§ DATA EXCERPTS:
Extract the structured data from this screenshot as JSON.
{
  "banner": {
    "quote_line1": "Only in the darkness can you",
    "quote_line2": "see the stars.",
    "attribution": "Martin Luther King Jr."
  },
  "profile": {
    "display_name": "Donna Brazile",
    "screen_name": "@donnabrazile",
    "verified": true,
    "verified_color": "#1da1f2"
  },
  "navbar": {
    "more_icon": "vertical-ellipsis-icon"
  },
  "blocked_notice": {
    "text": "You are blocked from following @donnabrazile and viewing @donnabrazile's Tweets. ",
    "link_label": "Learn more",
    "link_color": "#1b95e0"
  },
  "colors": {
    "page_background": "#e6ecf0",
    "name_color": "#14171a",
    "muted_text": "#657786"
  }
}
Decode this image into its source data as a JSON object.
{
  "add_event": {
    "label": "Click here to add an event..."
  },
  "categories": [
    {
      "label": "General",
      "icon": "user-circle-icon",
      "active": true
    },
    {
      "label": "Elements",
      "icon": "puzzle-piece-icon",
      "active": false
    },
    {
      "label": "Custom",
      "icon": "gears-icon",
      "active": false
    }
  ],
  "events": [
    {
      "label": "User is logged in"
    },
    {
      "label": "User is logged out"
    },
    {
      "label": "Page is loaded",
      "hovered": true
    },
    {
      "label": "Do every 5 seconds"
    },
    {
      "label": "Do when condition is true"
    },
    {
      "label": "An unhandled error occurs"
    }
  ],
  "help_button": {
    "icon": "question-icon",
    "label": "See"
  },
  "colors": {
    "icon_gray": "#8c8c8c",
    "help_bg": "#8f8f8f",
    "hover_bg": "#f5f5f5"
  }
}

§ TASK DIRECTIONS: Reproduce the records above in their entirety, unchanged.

§ WRITTEN RESPONSE:
Extract the structured data from this screenshot as JSON.
{
  "banner": {
    "quote_line1": "Only in the darkness can you",
    "quote_line2": "see the stars.",
    "attribution": "Martin Luther King Jr."
  },
  "profile": {
    "display_name": "Donna Brazile",
    "screen_name": "@donnabrazile",
    "verified": true,
    "verified_color": "#1da1f2"
  },
  "navbar": {
    "more_icon": "vertical-ellipsis-icon"
  },
  "blocked_notice": {
    "text": "You are blocked from following @donnabrazile and viewing @donnabrazile's Tweets. ",
    "link_label": "Learn more",
    "link_color": "#1b95e0"
  },
  "colors": {
    "page_background": "#e6ecf0",
    "name_color": "#14171a",
    "muted_text": "#657786"
  }
}
Decode this image into its source data as a JSON object.
{
  "add_event": {
    "label": "Click here to add an event..."
  },
  "categories": [
    {
      "label": "General",
      "icon": "user-circle-icon",
      "active": true
    },
    {
      "label": "Elements",
      "icon": "puzzle-piece-icon",
      "active": false
    },
    {
      "label": "Custom",
      "icon": "gears-icon",
      "active": false
    }
  ],
  "events": [
    {
      "label": "User is logged in"
    },
    {
      "label": "User is logged out"
    },
    {
      "label": "Page is loaded",
      "hovered": true
    },
    {
      "label": "Do every 5 seconds"
    },
    {
      "label": "Do when condition is true"
    },
    {
      "label": "An unhandled error occurs"
    }
  ],
  "help_button": {
    "icon": "question-icon",
    "label": "See"
  },
  "colors": {
    "icon_gray": "#8c8c8c",
    "help_bg": "#8f8f8f",
    "hover_bg": "#f5f5f5"
  }
}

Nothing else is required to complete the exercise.